» Supplied information:
━━━━
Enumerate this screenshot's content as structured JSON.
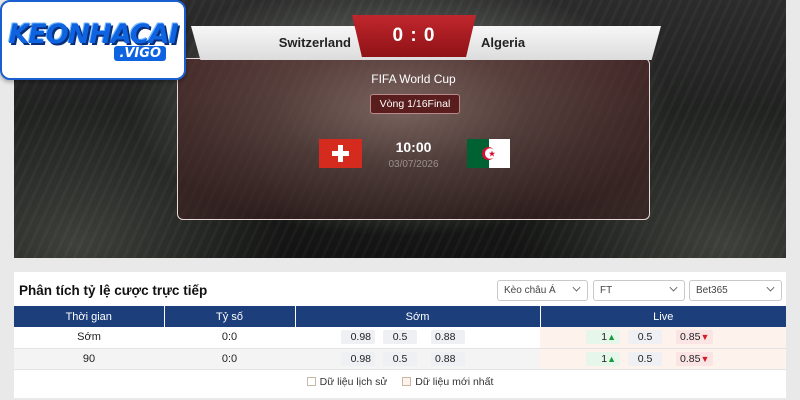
{
  "logo": {
    "main": "KEONHACAI",
    "sub": ".VIGO"
  },
  "match": {
    "home": "Switzerland",
    "away": "Algeria",
    "score": "0 : 0",
    "competition": "FIFA World Cup",
    "round": "Vòng 1/16Final",
    "time": "10:00",
    "date": "03/07/2026"
  },
  "colors": {
    "accent_red": "#c1272d",
    "header_blue": "#1c3f7c"
  },
  "odds": {
    "title": "Phân tích tỷ lệ cược trực tiếp",
    "filters": [
      "Kèo châu Á",
      "FT",
      "Bet365"
    ],
    "headers": [
      "Thời gian",
      "Tỷ số",
      "Sớm",
      "Live"
    ],
    "rows": [
      {
        "time": "Sớm",
        "score": "0:0",
        "early": [
          "0.98",
          "0.5",
          "0.88"
        ],
        "live": [
          "1",
          "0.5",
          "0.85"
        ]
      },
      {
        "time": "90",
        "score": "0:0",
        "early": [
          "0.98",
          "0.5",
          "0.88"
        ],
        "live": [
          "1",
          "0.5",
          "0.85"
        ]
      }
    ],
    "legend": [
      "Dữ liệu lịch sử",
      "Dữ liệu mới nhất"
    ]
  }
}
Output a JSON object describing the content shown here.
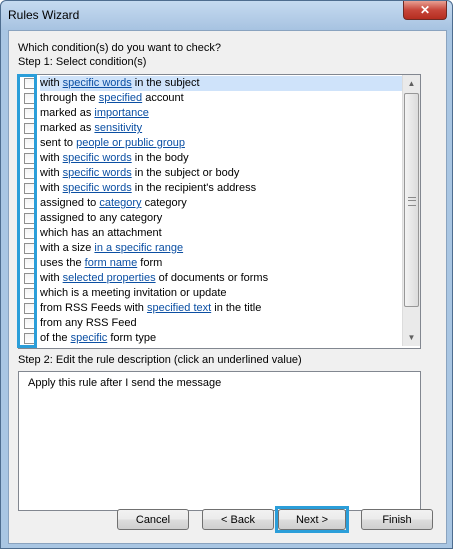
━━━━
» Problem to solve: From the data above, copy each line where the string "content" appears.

» Answer for the task:
Enumerate this screenshot's content as structured JSON.
Output a JSON object describing the content shown here.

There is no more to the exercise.